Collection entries

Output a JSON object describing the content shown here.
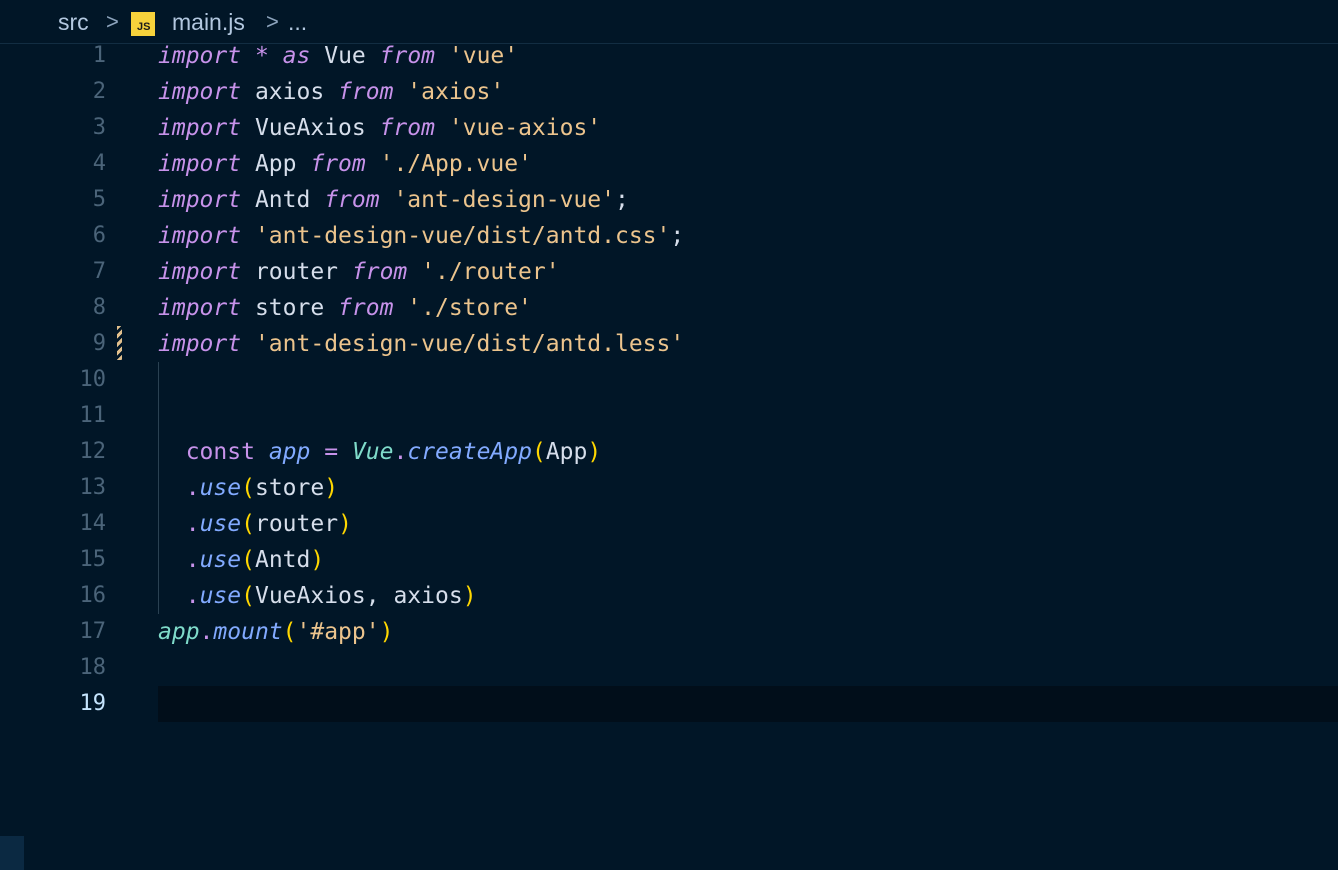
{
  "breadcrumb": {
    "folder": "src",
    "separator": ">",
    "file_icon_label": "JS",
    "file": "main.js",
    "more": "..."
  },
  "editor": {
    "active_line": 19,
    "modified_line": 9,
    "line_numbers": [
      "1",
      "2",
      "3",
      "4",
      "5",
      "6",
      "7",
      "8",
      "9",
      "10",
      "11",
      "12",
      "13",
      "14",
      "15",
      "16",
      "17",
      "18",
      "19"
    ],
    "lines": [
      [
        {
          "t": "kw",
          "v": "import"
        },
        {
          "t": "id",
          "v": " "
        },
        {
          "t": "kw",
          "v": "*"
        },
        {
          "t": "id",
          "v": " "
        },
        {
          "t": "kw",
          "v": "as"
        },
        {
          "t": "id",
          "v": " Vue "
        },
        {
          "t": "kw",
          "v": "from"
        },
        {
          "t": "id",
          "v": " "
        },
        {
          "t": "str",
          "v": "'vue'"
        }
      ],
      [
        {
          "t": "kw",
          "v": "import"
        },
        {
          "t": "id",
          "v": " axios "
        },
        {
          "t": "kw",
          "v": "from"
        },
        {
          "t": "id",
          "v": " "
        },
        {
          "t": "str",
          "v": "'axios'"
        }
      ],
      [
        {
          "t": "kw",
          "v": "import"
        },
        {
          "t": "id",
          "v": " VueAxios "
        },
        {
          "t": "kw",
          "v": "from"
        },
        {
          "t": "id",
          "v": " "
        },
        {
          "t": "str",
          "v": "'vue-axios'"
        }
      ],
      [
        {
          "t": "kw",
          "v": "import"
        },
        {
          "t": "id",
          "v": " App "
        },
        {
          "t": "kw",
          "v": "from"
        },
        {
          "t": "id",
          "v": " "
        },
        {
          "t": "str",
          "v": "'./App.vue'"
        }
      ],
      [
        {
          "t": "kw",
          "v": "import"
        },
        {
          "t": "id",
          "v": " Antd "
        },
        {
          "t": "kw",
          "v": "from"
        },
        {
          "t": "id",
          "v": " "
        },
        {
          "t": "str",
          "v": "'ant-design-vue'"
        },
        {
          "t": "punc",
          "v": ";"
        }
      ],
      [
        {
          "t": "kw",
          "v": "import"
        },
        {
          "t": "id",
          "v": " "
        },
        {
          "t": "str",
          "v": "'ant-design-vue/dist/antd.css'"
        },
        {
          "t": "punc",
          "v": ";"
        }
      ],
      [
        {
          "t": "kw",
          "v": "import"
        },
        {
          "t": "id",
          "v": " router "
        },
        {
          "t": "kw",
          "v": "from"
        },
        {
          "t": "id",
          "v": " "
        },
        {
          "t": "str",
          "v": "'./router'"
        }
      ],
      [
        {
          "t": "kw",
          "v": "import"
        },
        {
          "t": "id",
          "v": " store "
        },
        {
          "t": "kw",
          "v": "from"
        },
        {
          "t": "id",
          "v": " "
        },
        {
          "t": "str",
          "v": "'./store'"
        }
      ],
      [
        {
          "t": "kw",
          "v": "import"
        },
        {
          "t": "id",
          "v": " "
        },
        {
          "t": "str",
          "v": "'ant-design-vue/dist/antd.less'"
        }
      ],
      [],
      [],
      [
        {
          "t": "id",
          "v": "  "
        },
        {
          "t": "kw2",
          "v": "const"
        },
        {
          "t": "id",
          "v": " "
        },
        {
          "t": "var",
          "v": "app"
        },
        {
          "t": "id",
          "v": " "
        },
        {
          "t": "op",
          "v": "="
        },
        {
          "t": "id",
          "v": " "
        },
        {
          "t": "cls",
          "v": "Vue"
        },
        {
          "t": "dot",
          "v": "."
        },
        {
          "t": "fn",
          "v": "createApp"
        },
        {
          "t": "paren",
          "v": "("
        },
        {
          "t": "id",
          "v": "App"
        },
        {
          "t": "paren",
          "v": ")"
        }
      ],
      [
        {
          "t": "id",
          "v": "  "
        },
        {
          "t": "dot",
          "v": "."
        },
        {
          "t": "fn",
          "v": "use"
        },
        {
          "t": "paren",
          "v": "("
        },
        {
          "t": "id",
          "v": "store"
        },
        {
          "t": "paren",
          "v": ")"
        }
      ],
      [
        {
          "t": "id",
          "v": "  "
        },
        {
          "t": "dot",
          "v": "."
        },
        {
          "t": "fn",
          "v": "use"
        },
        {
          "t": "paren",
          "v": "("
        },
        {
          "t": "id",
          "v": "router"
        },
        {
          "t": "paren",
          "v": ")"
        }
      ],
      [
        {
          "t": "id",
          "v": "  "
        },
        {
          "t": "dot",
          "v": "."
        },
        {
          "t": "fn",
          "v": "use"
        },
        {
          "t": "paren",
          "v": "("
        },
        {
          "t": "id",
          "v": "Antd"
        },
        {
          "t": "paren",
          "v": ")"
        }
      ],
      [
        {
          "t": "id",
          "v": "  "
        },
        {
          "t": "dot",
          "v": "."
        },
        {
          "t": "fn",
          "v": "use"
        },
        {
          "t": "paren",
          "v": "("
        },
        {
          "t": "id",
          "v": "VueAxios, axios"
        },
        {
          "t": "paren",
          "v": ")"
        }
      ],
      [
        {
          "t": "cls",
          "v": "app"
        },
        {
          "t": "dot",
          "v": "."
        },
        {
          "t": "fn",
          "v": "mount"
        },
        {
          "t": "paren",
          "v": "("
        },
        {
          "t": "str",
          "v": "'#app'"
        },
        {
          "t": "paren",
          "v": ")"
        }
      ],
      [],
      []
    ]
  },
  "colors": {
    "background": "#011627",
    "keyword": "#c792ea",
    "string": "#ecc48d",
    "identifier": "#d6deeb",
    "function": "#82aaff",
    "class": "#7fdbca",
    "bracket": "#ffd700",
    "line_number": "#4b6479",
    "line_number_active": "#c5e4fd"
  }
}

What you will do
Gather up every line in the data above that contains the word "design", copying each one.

Reply to the task
          "v": "'ant-design-vue'"
          "v": "'ant-design-vue/dist/antd.css'"
          "v": "'ant-design-vue/dist/antd.less'"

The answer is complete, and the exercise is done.